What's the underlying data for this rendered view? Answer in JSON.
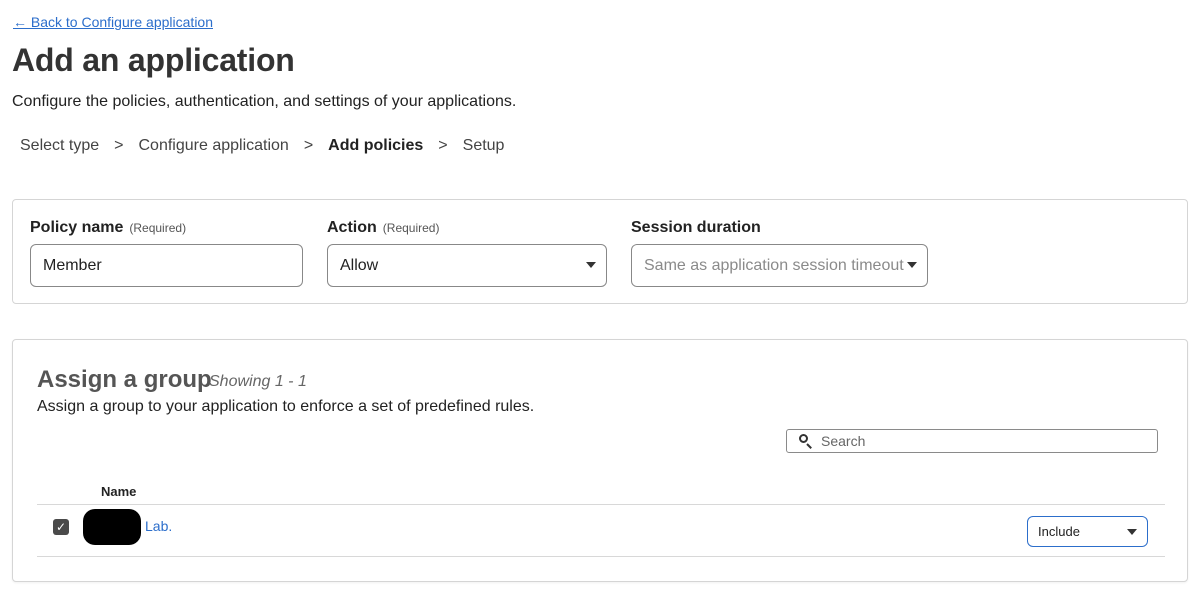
{
  "nav": {
    "back_link": "← Back to Configure application"
  },
  "header": {
    "title": "Add an application",
    "subtitle": "Configure the policies, authentication, and settings of your applications."
  },
  "stepper": {
    "steps": [
      {
        "label": "Select type",
        "active": false
      },
      {
        "label": "Configure application",
        "active": false
      },
      {
        "label": "Add policies",
        "active": true
      },
      {
        "label": "Setup",
        "active": false
      }
    ],
    "separator": ">"
  },
  "policy": {
    "name_label": "Policy name",
    "name_required": "(Required)",
    "name_value": "Member",
    "action_label": "Action",
    "action_required": "(Required)",
    "action_value": "Allow",
    "session_label": "Session duration",
    "session_placeholder": "Same as application session timeout"
  },
  "group": {
    "title": "Assign a group",
    "showing": "Showing 1 - 1",
    "description": "Assign a group to your application to enforce a set of predefined rules.",
    "search_placeholder": "Search",
    "column_name": "Name",
    "rows": [
      {
        "name": "Lab.",
        "checked": true,
        "rule": "Include"
      }
    ]
  },
  "icons": {
    "search": "search-icon",
    "dropdown": "chevron-down-icon",
    "checkbox": "checkmark-icon"
  },
  "colors": {
    "link": "#2c6ecb",
    "border": "#d5d5d5",
    "title": "#333333"
  }
}
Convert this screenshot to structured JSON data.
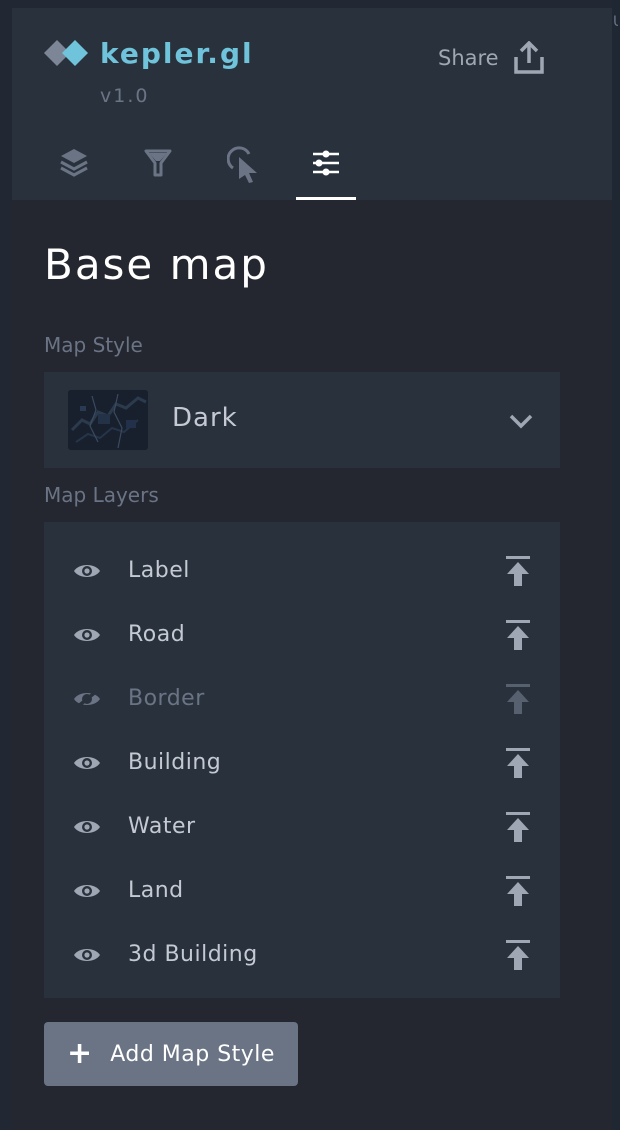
{
  "app": {
    "name": "kepler.gl",
    "version": "v1.0",
    "share_label": "Share"
  },
  "tabs": [
    {
      "icon": "layers-icon",
      "label": "",
      "active": false
    },
    {
      "icon": "filter-icon",
      "label": "",
      "active": false
    },
    {
      "icon": "cursor-icon",
      "label": "",
      "active": false
    },
    {
      "icon": "settings-sliders-icon",
      "label": "",
      "active": true
    }
  ],
  "base_map": {
    "title": "Base map",
    "map_style_label": "Map Style",
    "selected_style": "Dark",
    "map_layers_label": "Map Layers",
    "layers": [
      {
        "label": "Label",
        "visible": true
      },
      {
        "label": "Road",
        "visible": true
      },
      {
        "label": "Border",
        "visible": false
      },
      {
        "label": "Building",
        "visible": true
      },
      {
        "label": "Water",
        "visible": true
      },
      {
        "label": "Land",
        "visible": true
      },
      {
        "label": "3d Building",
        "visible": true
      }
    ],
    "add_style_label": "Add Map Style"
  },
  "colors": {
    "accent": "#6fc3db",
    "panel_bg": "#242730",
    "header_bg": "#29323c",
    "button_bg": "#6a7485"
  }
}
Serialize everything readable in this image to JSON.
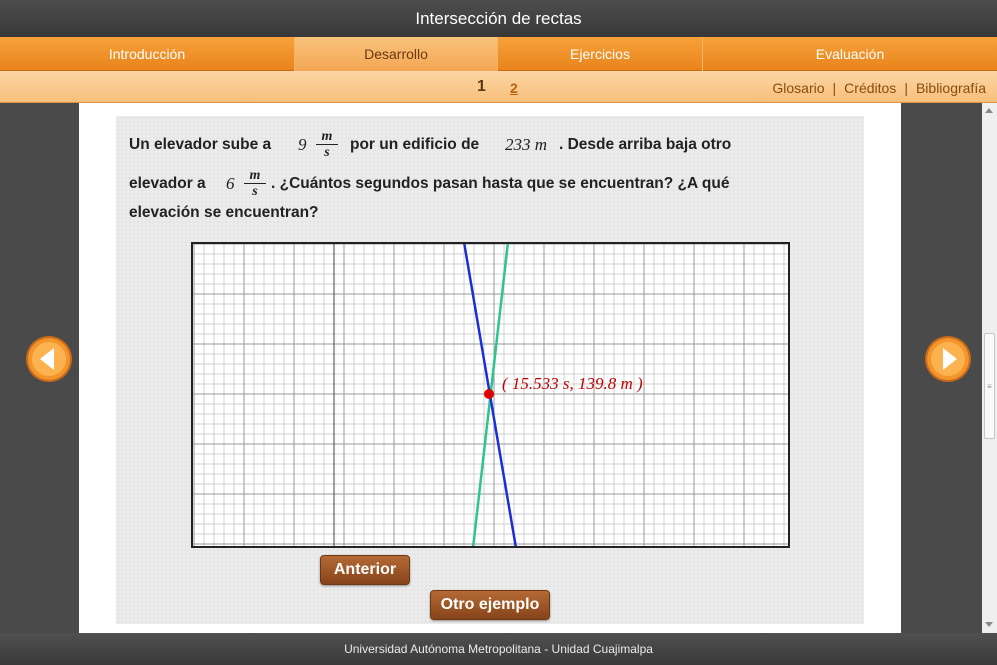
{
  "window": {
    "title": "Intersección de rectas"
  },
  "nav": {
    "tabs": [
      {
        "label": "Introducción"
      },
      {
        "label": "Desarrollo",
        "active": true
      },
      {
        "label": "Ejercicios"
      },
      {
        "label": "Evaluación"
      }
    ]
  },
  "subnav": {
    "pages": [
      {
        "label": "1",
        "current": true
      },
      {
        "label": "2"
      }
    ],
    "links": [
      "Glosario",
      "Créditos",
      "Bibliografía"
    ],
    "separator": "|"
  },
  "problem": {
    "part1": "Un elevador sube a",
    "speed_up": "9",
    "part2": "por un edificio de",
    "height": "233",
    "height_unit": "m",
    "part3": ". Desde arriba baja otro",
    "part4": "elevador a",
    "speed_down": "6",
    "part5": ". ¿Cuántos segundos pasan hasta que se encuentran? ¿A qué",
    "part6": "elevación se encuentran?",
    "unit_num": "m",
    "unit_den": "s"
  },
  "graph": {
    "intersection_label": "( 15.533 s, 139.8 m )",
    "line_down_color": "#1a2fd6",
    "line_up_color": "#2ec48a",
    "point_color": "#dd0000",
    "label_color": "#c00000"
  },
  "buttons": {
    "previous": "Anterior",
    "another_example": "Otro ejemplo"
  },
  "footer": {
    "text": "Universidad Autónoma Metropolitana - Unidad Cuajimalpa"
  },
  "colors": {
    "accent_orange": "#f39a2e",
    "button_brown": "#9a5222"
  }
}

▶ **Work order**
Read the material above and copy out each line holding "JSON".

▶ **Exercise answer**
What's the underlying data for this rendered view? Answer in JSON.
Convert this screenshot to structured JSON data.
Serialize everything readable in this image to JSON.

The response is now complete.